[Items from a dataset]
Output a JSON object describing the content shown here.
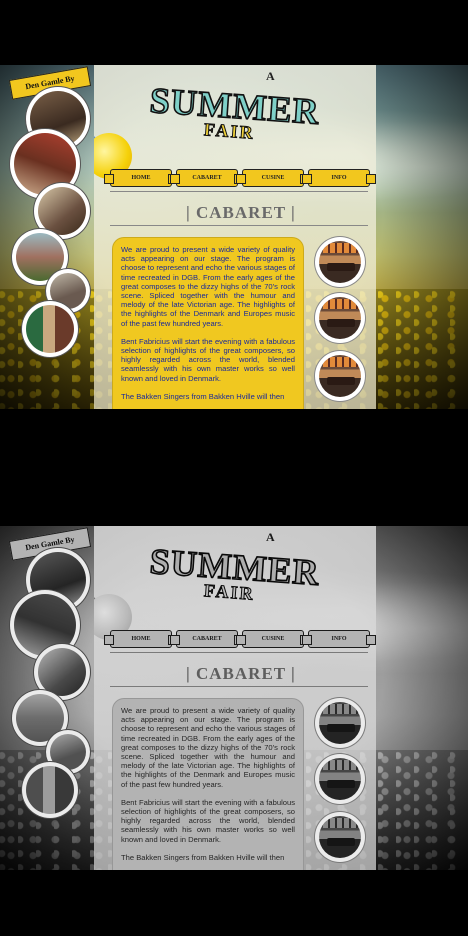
{
  "logo": {
    "text": "Den Gamle By"
  },
  "title": {
    "small": "A",
    "main": "SUMMER",
    "sub": "FAIR"
  },
  "nav": {
    "items": [
      {
        "label": "HOME"
      },
      {
        "label": "CABARET"
      },
      {
        "label": "CUSINE"
      },
      {
        "label": "INFO"
      }
    ]
  },
  "page": {
    "heading": "| CABARET |"
  },
  "content": {
    "paragraphs": [
      "We are proud to present a wide variety of quality acts appearing on our stage. The program is choose to represent and echo the various stages of time recreated in DGB. From the early ages of the great composes to the dizzy highs of the 70's rock scene. Spliced together with the humour and melody of the late Victorian age. The highlights of the highlights of the Denmark and Europes music of the past few hundred years.",
      "Bent Fabricius will start the evening with a fabulous selection of highlights of the great composers, so highly regarded across the world, blended seamlessly with his own master works so well known and loved in Denmark.",
      "The Bakken Singers from Bakken Hville will then"
    ]
  },
  "colors": {
    "accent": "#f0c820",
    "text": "#1a2a9a",
    "ribbon": "#f2c71e"
  },
  "icons": {
    "side_photos": "photo-circle",
    "thumbs": "cabaret-thumbnail"
  }
}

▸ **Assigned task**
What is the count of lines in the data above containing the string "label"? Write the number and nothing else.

▸ **Exercise response**
4